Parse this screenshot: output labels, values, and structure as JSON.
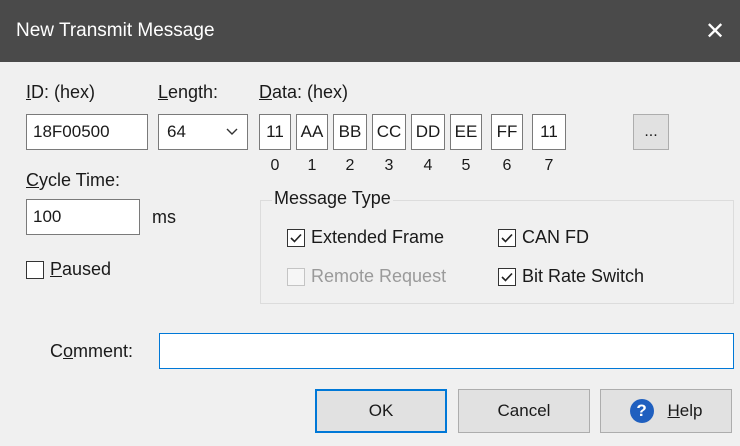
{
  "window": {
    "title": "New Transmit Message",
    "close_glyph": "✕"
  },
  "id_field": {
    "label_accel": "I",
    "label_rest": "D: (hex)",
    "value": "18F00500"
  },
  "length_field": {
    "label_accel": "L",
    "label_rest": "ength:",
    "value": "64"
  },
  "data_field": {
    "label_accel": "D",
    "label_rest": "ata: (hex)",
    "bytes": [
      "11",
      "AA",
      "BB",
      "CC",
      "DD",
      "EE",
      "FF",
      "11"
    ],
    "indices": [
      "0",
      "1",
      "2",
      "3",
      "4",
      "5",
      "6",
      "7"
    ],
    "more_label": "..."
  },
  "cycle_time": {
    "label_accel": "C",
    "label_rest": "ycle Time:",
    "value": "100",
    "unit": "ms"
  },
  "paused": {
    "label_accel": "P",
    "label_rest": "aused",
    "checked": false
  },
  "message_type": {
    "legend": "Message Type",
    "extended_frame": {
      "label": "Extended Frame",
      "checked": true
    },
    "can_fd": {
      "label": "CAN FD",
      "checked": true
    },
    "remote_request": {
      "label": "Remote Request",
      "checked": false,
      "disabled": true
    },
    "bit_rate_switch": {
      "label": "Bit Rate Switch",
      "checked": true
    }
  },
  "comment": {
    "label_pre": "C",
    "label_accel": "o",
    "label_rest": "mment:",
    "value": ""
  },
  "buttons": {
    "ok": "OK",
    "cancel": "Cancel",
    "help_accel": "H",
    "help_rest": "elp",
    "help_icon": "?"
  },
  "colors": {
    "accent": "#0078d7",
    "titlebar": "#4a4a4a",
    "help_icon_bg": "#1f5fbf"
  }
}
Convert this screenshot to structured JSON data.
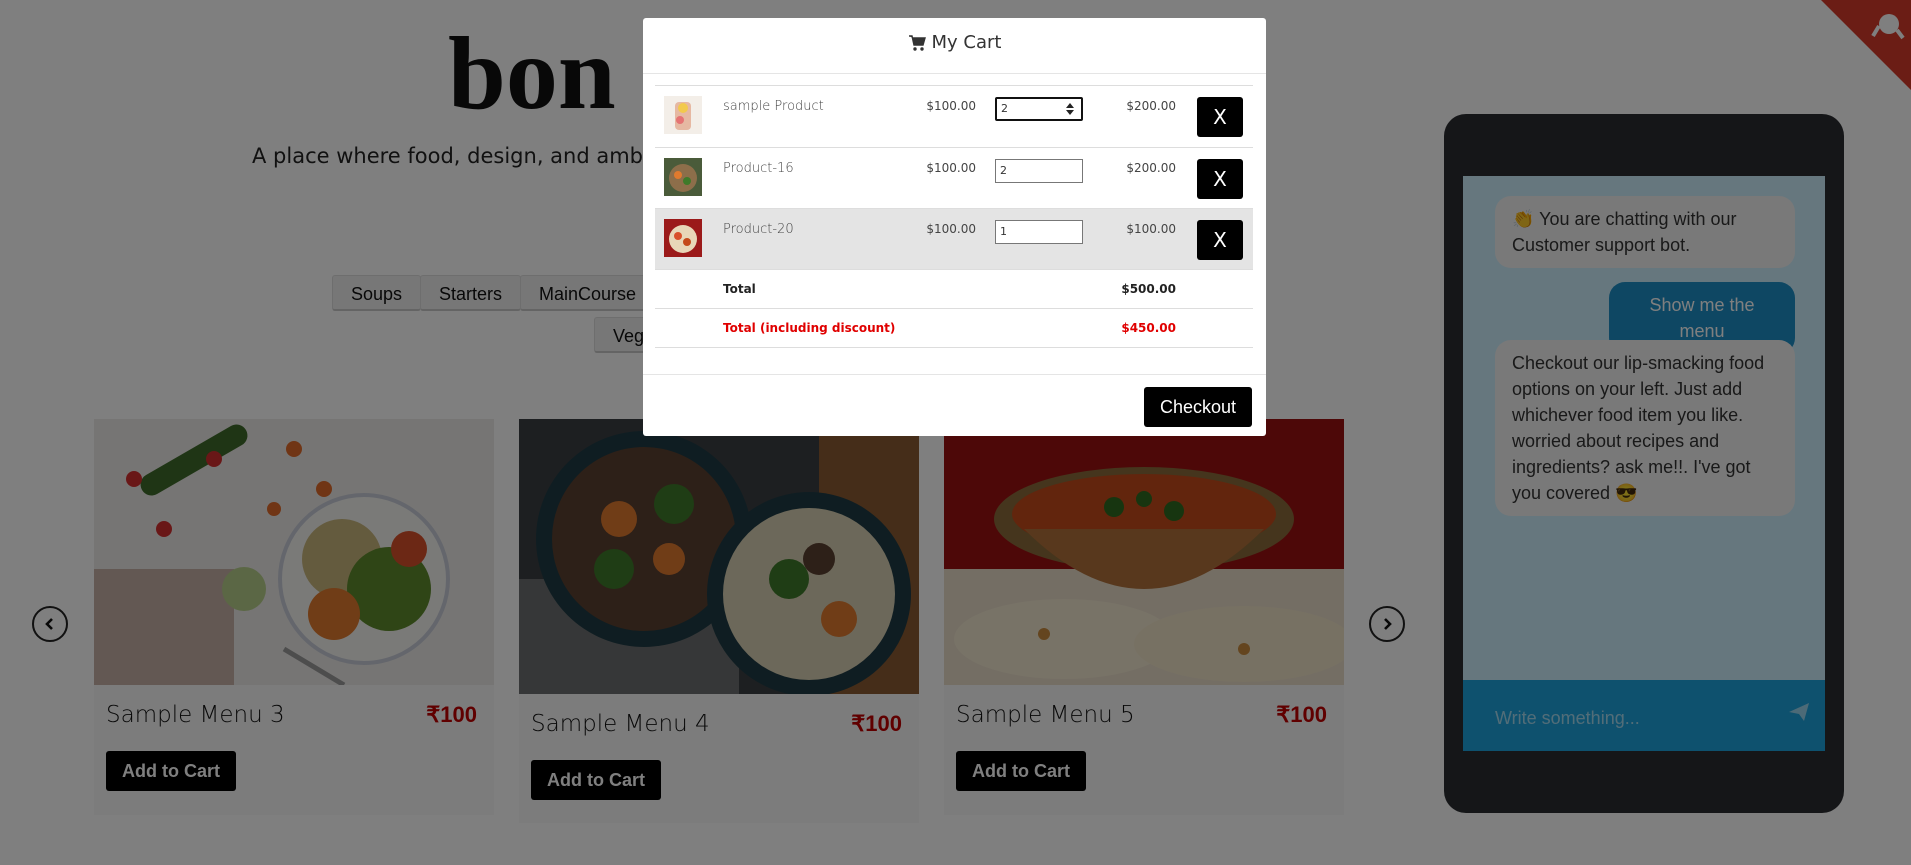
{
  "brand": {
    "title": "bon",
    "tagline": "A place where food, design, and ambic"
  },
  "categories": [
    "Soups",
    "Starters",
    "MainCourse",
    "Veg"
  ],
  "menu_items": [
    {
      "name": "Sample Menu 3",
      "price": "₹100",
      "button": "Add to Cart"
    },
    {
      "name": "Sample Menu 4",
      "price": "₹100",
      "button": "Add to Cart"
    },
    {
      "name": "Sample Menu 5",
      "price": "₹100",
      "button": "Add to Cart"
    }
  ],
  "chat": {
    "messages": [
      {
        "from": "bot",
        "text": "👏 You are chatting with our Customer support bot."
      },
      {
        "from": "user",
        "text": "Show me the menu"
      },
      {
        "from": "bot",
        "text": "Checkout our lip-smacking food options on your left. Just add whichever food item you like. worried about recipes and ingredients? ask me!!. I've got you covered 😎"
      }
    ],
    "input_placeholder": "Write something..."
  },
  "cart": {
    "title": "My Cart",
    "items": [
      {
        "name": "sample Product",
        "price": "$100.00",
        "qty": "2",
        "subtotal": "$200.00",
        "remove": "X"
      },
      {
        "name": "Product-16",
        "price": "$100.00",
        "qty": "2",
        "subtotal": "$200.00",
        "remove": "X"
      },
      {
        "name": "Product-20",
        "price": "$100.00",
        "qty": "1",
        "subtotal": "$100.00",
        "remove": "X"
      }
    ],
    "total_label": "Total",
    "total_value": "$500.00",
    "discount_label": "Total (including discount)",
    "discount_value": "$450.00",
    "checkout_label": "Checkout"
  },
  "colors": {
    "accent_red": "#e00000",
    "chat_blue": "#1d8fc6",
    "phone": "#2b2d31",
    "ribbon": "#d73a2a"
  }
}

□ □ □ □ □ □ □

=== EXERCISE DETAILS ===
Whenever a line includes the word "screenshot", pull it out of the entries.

=== SOLUTION FOR THIS TASK ===
Parse this screenshot: output labels, values, and structure as JSON.
Convert this screenshot to structured JSON data.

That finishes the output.